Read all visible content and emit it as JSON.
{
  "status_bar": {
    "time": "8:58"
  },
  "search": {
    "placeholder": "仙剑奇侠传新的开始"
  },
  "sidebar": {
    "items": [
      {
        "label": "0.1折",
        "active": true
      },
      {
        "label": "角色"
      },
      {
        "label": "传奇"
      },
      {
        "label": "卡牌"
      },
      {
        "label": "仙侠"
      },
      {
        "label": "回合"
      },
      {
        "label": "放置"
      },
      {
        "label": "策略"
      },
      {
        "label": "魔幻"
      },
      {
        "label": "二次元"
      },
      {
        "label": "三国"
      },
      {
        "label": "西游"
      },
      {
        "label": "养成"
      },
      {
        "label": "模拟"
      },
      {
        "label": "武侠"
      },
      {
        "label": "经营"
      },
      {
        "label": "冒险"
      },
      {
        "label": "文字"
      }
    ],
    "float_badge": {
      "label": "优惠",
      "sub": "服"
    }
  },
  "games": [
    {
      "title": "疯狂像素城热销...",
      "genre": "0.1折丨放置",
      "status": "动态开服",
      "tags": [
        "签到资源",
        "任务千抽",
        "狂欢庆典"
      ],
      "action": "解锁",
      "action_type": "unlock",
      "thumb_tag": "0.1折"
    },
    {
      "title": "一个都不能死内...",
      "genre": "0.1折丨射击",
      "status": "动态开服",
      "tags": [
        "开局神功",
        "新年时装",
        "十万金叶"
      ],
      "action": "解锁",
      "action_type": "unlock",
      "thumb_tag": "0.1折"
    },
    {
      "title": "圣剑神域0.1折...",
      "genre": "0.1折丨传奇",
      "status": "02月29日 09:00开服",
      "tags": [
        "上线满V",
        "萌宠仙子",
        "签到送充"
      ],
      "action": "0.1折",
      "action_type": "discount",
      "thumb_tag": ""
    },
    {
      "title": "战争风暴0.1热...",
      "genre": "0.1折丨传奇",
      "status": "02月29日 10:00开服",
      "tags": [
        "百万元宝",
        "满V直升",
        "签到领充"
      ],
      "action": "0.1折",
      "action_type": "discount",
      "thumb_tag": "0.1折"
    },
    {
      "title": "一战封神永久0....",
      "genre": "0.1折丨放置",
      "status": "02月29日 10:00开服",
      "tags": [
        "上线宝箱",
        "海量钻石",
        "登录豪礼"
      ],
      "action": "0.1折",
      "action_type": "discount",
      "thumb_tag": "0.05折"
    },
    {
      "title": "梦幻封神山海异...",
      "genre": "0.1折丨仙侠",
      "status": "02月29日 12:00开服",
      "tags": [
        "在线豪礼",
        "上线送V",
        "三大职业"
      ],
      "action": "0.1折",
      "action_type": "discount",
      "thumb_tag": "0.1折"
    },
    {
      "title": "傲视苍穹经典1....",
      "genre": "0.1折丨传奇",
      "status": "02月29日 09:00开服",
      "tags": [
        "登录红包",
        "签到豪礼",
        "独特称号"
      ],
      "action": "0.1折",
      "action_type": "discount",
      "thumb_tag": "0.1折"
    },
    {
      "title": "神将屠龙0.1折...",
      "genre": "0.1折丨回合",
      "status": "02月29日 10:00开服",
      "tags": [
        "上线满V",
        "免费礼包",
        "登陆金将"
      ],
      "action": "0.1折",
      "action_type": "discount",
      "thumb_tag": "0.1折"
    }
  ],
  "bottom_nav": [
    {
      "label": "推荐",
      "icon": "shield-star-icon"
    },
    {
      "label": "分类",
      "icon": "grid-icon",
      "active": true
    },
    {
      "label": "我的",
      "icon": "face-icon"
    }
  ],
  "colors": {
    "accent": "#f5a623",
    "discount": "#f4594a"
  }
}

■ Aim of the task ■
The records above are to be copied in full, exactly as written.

■ Answer section ■
Read all visible content and emit it as JSON.
{
  "status_bar": {
    "time": "8:58"
  },
  "search": {
    "placeholder": "仙剑奇侠传新的开始"
  },
  "sidebar": {
    "items": [
      {
        "label": "0.1折",
        "active": true
      },
      {
        "label": "角色"
      },
      {
        "label": "传奇"
      },
      {
        "label": "卡牌"
      },
      {
        "label": "仙侠"
      },
      {
        "label": "回合"
      },
      {
        "label": "放置"
      },
      {
        "label": "策略"
      },
      {
        "label": "魔幻"
      },
      {
        "label": "二次元"
      },
      {
        "label": "三国"
      },
      {
        "label": "西游"
      },
      {
        "label": "养成"
      },
      {
        "label": "模拟"
      },
      {
        "label": "武侠"
      },
      {
        "label": "经营"
      },
      {
        "label": "冒险"
      },
      {
        "label": "文字"
      }
    ],
    "float_badge": {
      "label": "优惠",
      "sub": "服"
    }
  },
  "games": [
    {
      "title": "疯狂像素城热销...",
      "genre": "0.1折丨放置",
      "status": "动态开服",
      "tags": [
        "签到资源",
        "任务千抽",
        "狂欢庆典"
      ],
      "action": "解锁",
      "action_type": "unlock",
      "thumb_tag": "0.1折"
    },
    {
      "title": "一个都不能死内...",
      "genre": "0.1折丨射击",
      "status": "动态开服",
      "tags": [
        "开局神功",
        "新年时装",
        "十万金叶"
      ],
      "action": "解锁",
      "action_type": "unlock",
      "thumb_tag": "0.1折"
    },
    {
      "title": "圣剑神域0.1折...",
      "genre": "0.1折丨传奇",
      "status": "02月29日 09:00开服",
      "tags": [
        "上线满V",
        "萌宠仙子",
        "签到送充"
      ],
      "action": "0.1折",
      "action_type": "discount",
      "thumb_tag": ""
    },
    {
      "title": "战争风暴0.1热...",
      "genre": "0.1折丨传奇",
      "status": "02月29日 10:00开服",
      "tags": [
        "百万元宝",
        "满V直升",
        "签到领充"
      ],
      "action": "0.1折",
      "action_type": "discount",
      "thumb_tag": "0.1折"
    },
    {
      "title": "一战封神永久0....",
      "genre": "0.1折丨放置",
      "status": "02月29日 10:00开服",
      "tags": [
        "上线宝箱",
        "海量钻石",
        "登录豪礼"
      ],
      "action": "0.1折",
      "action_type": "discount",
      "thumb_tag": "0.05折"
    },
    {
      "title": "梦幻封神山海异...",
      "genre": "0.1折丨仙侠",
      "status": "02月29日 12:00开服",
      "tags": [
        "在线豪礼",
        "上线送V",
        "三大职业"
      ],
      "action": "0.1折",
      "action_type": "discount",
      "thumb_tag": "0.1折"
    },
    {
      "title": "傲视苍穹经典1....",
      "genre": "0.1折丨传奇",
      "status": "02月29日 09:00开服",
      "tags": [
        "登录红包",
        "签到豪礼",
        "独特称号"
      ],
      "action": "0.1折",
      "action_type": "discount",
      "thumb_tag": "0.1折"
    },
    {
      "title": "神将屠龙0.1折...",
      "genre": "0.1折丨回合",
      "status": "02月29日 10:00开服",
      "tags": [
        "上线满V",
        "免费礼包",
        "登陆金将"
      ],
      "action": "0.1折",
      "action_type": "discount",
      "thumb_tag": "0.1折"
    }
  ],
  "bottom_nav": [
    {
      "label": "推荐",
      "icon": "shield-star-icon"
    },
    {
      "label": "分类",
      "icon": "grid-icon",
      "active": true
    },
    {
      "label": "我的",
      "icon": "face-icon"
    }
  ],
  "colors": {
    "accent": "#f5a623",
    "discount": "#f4594a"
  }
}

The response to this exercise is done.